The three major US indices may extend their broader upward trajectory, carried by fiscal stimulus hopes, an improved fundamental outlook, positive earnings guidance and a weaker US Dollar.
Sterling continues to move higher, with 13 positive weeks in the last 15, on marginally better-than-expected GDP data and a successful vaccination program.
The Australia Dollar may continue to gain ground on the back of surging iron ore prices, despite the RBA’s decision to extend its current $100 billion bond purchasing program.
USD/MXN to move in line with overall market sentiment as economic data dries up.
Gold prices subdued, familiar resistance caps. Downside risks remain unless USD cracks key support.
The anti-risk US Dollar weakened this past week as the Dow Jones, S&P 500 and Nasdaq Composite climbed. Has the dominant downtrend resumed course?

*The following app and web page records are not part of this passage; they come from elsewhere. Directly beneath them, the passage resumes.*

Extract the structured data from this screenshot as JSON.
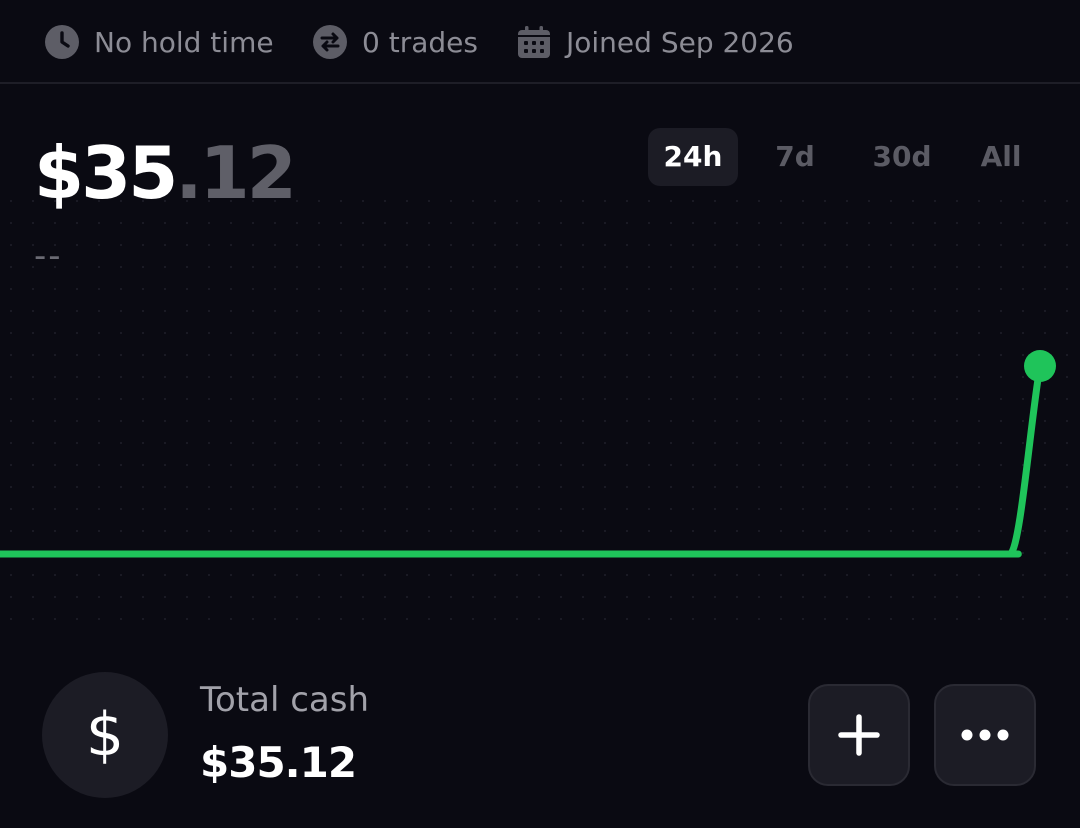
{
  "stats": {
    "hold_time": "No hold time",
    "trades": "0 trades",
    "joined": "Joined Sep 2026",
    "hold_icon": "clock-icon",
    "trades_icon": "swap-arrows-icon",
    "joined_icon": "calendar-icon"
  },
  "balance": {
    "dollars": "$35",
    "cents": ".12",
    "change": "--"
  },
  "tabs": [
    {
      "label": "24h",
      "active": true
    },
    {
      "label": "7d",
      "active": false
    },
    {
      "label": "30d",
      "active": false
    },
    {
      "label": "All",
      "active": false
    }
  ],
  "chart_data": {
    "type": "line",
    "series": [
      {
        "color": "#1fc45a",
        "values": [
          0,
          0,
          0,
          0,
          0,
          0,
          0,
          0,
          0,
          0,
          0,
          0,
          0,
          0,
          0,
          0,
          0,
          0,
          0,
          0,
          0,
          0,
          0,
          0,
          0,
          0,
          0,
          0,
          0,
          0,
          0,
          0,
          0,
          0,
          0,
          0,
          0,
          0,
          0,
          0,
          0,
          0,
          0,
          0,
          0,
          0,
          0,
          0,
          35.12
        ]
      }
    ],
    "ylim": [
      0,
      35.12
    ],
    "grid": true,
    "endpoint_marker": true
  },
  "cash": {
    "icon": "dollar-icon",
    "symbol": "$",
    "label": "Total cash",
    "value": "$35.12"
  },
  "actions": {
    "add_icon": "plus-icon",
    "more_icon": "more-dots-icon"
  },
  "colors": {
    "background": "#0a0a12",
    "accent": "#1fc45a",
    "muted_text": "#8c8c95",
    "surface": "#1c1c25"
  }
}
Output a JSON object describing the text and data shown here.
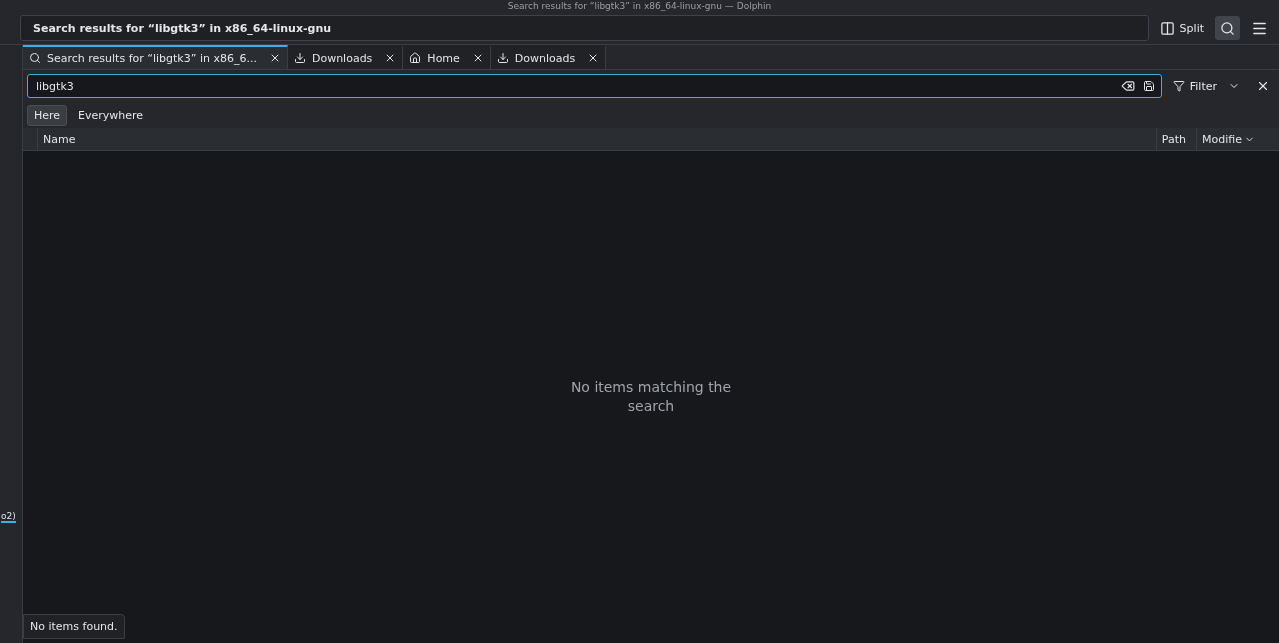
{
  "window": {
    "title": "Search results for “libgtk3” in x86_64-linux-gnu — Dolphin"
  },
  "location_bar": {
    "value": "Search results for “libgtk3” in x86_64-linux-gnu"
  },
  "toolbar": {
    "split_label": "Split",
    "search_active": true
  },
  "side_panel": {
    "partial_text": "o2)"
  },
  "tabs": [
    {
      "label": "Search results for “libgtk3” in x86_6...",
      "kind": "search",
      "selected": true
    },
    {
      "label": "Downloads",
      "kind": "download",
      "selected": false
    },
    {
      "label": "Home",
      "kind": "home",
      "selected": false
    },
    {
      "label": "Downloads",
      "kind": "download",
      "selected": false
    }
  ],
  "search": {
    "value": "libgtk3",
    "filter_label": "Filter"
  },
  "scope": [
    {
      "label": "Here",
      "selected": true
    },
    {
      "label": "Everywhere",
      "selected": false
    }
  ],
  "table": {
    "columns": [
      {
        "label": "Name",
        "sorted": false
      },
      {
        "label": "Path",
        "sorted": false
      },
      {
        "label": "Modifie",
        "sorted": true
      }
    ]
  },
  "empty_message": "No items matching the search",
  "status_bar": "No items found."
}
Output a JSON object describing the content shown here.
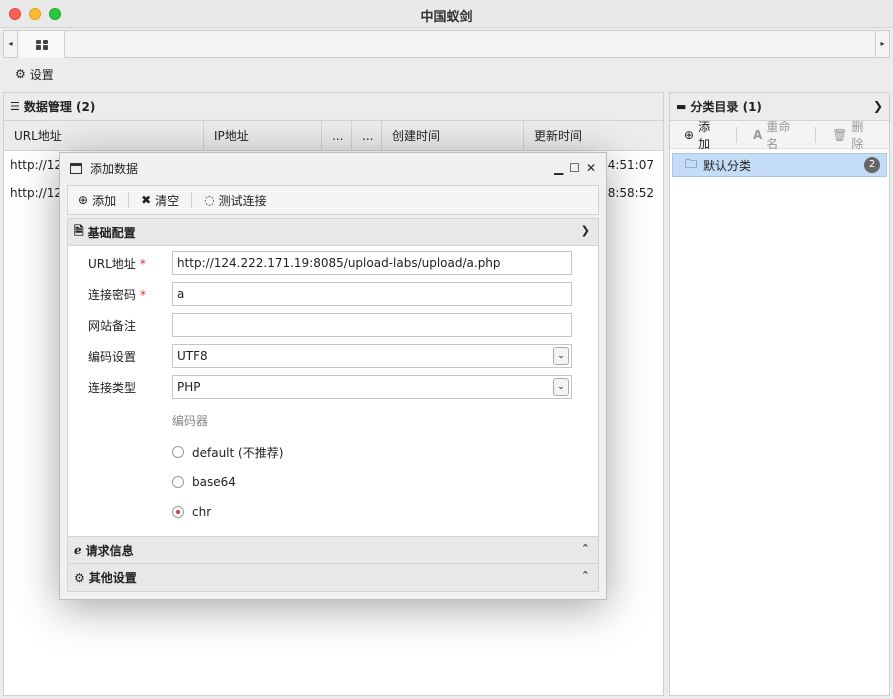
{
  "window": {
    "title": "中国蚁剑"
  },
  "tabs": {
    "left_arrow": "◂",
    "right_arrow": "▸"
  },
  "settings": {
    "label": "设置"
  },
  "data_panel": {
    "title": "数据管理 (2)",
    "columns": [
      "URL地址",
      "IP地址",
      "...",
      "...",
      "创建时间",
      "更新时间"
    ],
    "rows": [
      {
        "url": "http://12",
        "updated": "4:51:07"
      },
      {
        "url": "http://12",
        "updated": "8:58:52"
      }
    ]
  },
  "category_panel": {
    "title": "分类目录 (1)",
    "add_label": "添加",
    "rename_label": "重命名",
    "delete_label": "删除",
    "item_label": "默认分类",
    "item_count": "2"
  },
  "dialog": {
    "title": "添加数据",
    "toolbar": {
      "add": "添加",
      "clear": "清空",
      "test": "测试连接"
    },
    "basic_section": "基础配置",
    "fields": {
      "url_label": "URL地址",
      "url_value": "http://124.222.171.19:8085/upload-labs/upload/a.php",
      "password_label": "连接密码",
      "password_value": "a",
      "note_label": "网站备注",
      "note_value": "",
      "encoding_label": "编码设置",
      "encoding_value": "UTF8",
      "type_label": "连接类型",
      "type_value": "PHP",
      "required_mark": "*"
    },
    "encoder": {
      "label": "编码器",
      "options": [
        "default (不推荐)",
        "base64",
        "chr"
      ],
      "selected": "chr"
    },
    "request_section": "请求信息",
    "other_section": "其他设置"
  }
}
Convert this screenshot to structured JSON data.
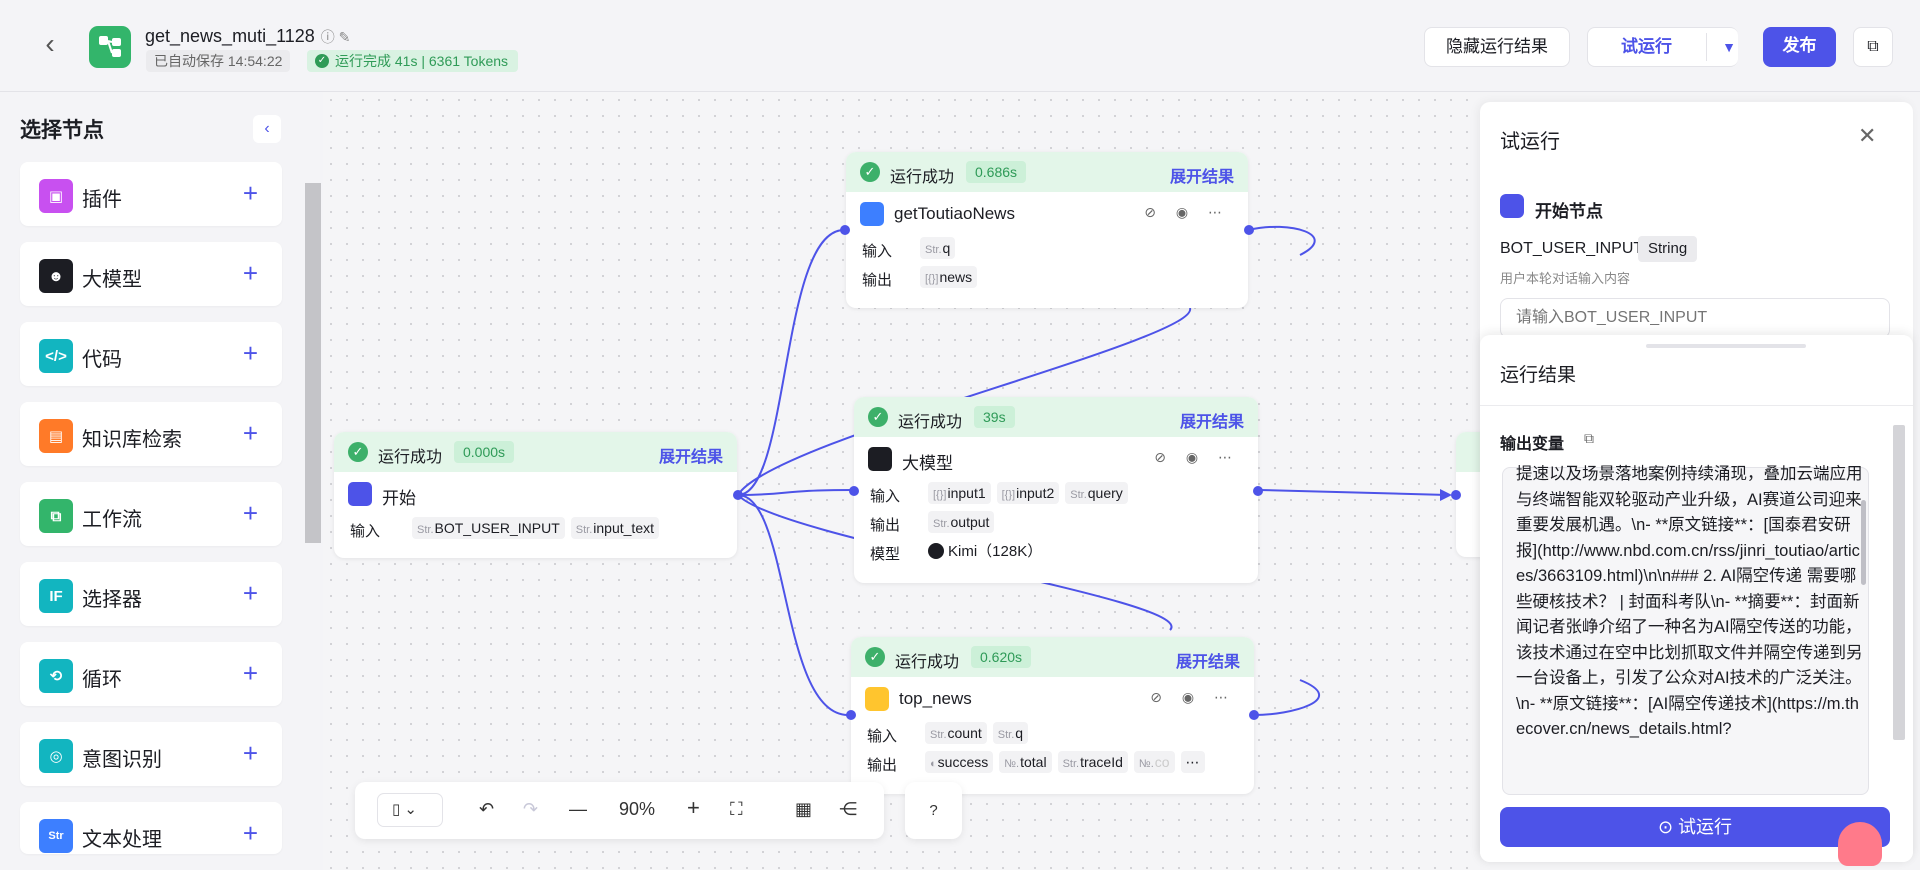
{
  "header": {
    "title": "get_news_muti_1128",
    "saved": "已自动保存 14:54:22",
    "run_status": "运行完成 41s | 6361 Tokens",
    "hide_results": "隐藏运行结果",
    "test_run": "试运行",
    "publish": "发布"
  },
  "sidebar": {
    "title": "选择节点",
    "items": [
      {
        "label": "插件",
        "icon": "cube-icon",
        "color": "#c850f0"
      },
      {
        "label": "大模型",
        "icon": "llm-icon",
        "color": "#1c1d23"
      },
      {
        "label": "代码",
        "icon": "code-icon",
        "color": "#12b5c0"
      },
      {
        "label": "知识库检索",
        "icon": "knowledge-icon",
        "color": "#ff7a28"
      },
      {
        "label": "工作流",
        "icon": "workflow-icon",
        "color": "#33b56b"
      },
      {
        "label": "选择器",
        "icon": "if-icon",
        "color": "#12b5c0"
      },
      {
        "label": "循环",
        "icon": "loop-icon",
        "color": "#12b5c0"
      },
      {
        "label": "意图识别",
        "icon": "intent-icon",
        "color": "#12b5c0"
      },
      {
        "label": "文本处理",
        "icon": "text-icon",
        "color": "#3d7fff"
      }
    ]
  },
  "nodes": {
    "news": {
      "status": "运行成功",
      "time": "0.686s",
      "expand": "展开结果",
      "name": "getToutiaoNews",
      "in_label": "输入",
      "in_type": "Str.",
      "in_val": "q",
      "out_label": "输出",
      "out_type": "[{}]",
      "out_val": "news"
    },
    "start": {
      "status": "运行成功",
      "time": "0.000s",
      "expand": "展开结果",
      "name": "开始",
      "in_label": "输入",
      "in1_type": "Str.",
      "in1": "BOT_USER_INPUT",
      "in2_type": "Str.",
      "in2": "input_text"
    },
    "llm": {
      "status": "运行成功",
      "time": "39s",
      "expand": "展开结果",
      "name": "大模型",
      "in_label": "输入",
      "in1_type": "[{}]",
      "in1": "input1",
      "in2_type": "[{}]",
      "in2": "input2",
      "in3_type": "Str.",
      "in3": "query",
      "out_label": "输出",
      "out_type": "Str.",
      "out_val": "output",
      "model_label": "模型",
      "model": "Kimi（128K）"
    },
    "top": {
      "status": "运行成功",
      "time": "0.620s",
      "expand": "展开结果",
      "name": "top_news",
      "in_label": "输入",
      "in1_type": "Str.",
      "in1": "count",
      "in2_type": "Str.",
      "in2": "q",
      "out_label": "输出",
      "o1": "success",
      "o2_type": "№.",
      "o2": "total",
      "o3_type": "Str.",
      "o3": "traceId",
      "o4_type": "№.",
      "o4": "co"
    }
  },
  "toolbar": {
    "zoom": "90%"
  },
  "panel": {
    "title": "试运行",
    "start_node": "开始节点",
    "var_name": "BOT_USER_INPUT",
    "var_type": "String",
    "var_desc": "用户本轮对话输入内容",
    "input_placeholder": "请输入BOT_USER_INPUT",
    "results_title": "运行结果",
    "output_var_label": "输出变量",
    "output_text": "提速以及场景落地案例持续涌现，叠加云端应用与终端智能双轮驱动产业升级，AI赛道公司迎来重要发展机遇。\\n- **原文链接**：[国泰君安研报](http://www.nbd.com.cn/rss/jinri_toutiao/articles/3663109.html)\\n\\n### 2. AI隔空传递 需要哪些硬核技术？ | 封面科考队\\n- **摘要**：封面新闻记者张峥介绍了一种名为AI隔空传送的功能，该技术通过在空中比划抓取文件并隔空传递到另一台设备上，引发了公众对AI技术的广泛关注。\\n- **原文链接**：[AI隔空传递技术](https://m.thecover.cn/news_details.html?",
    "run_button": "试运行"
  }
}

Crude oil’s rally looks set to extend further after the IEA pointed to near-term risks for 2021 in an updated report. However, a short-term pullback may be needed before higher ground is seen.
The Australian Dollar has extended its rebound this past week, but the jump hasn’t put the currency in line for new multi-year highs on a larger bull trend…yet.
WTI crude oil remains in neat upward channel structure that continues to be a guide for its generally bullish outlook.
The DXY Index’s rebound in recent weeks has done little to revert the major technical damage sustained in recent months.
Gold prices continue to struggle, even as the US Dollar falls back. Risk appetite is surging, reducing demand for the safe haven.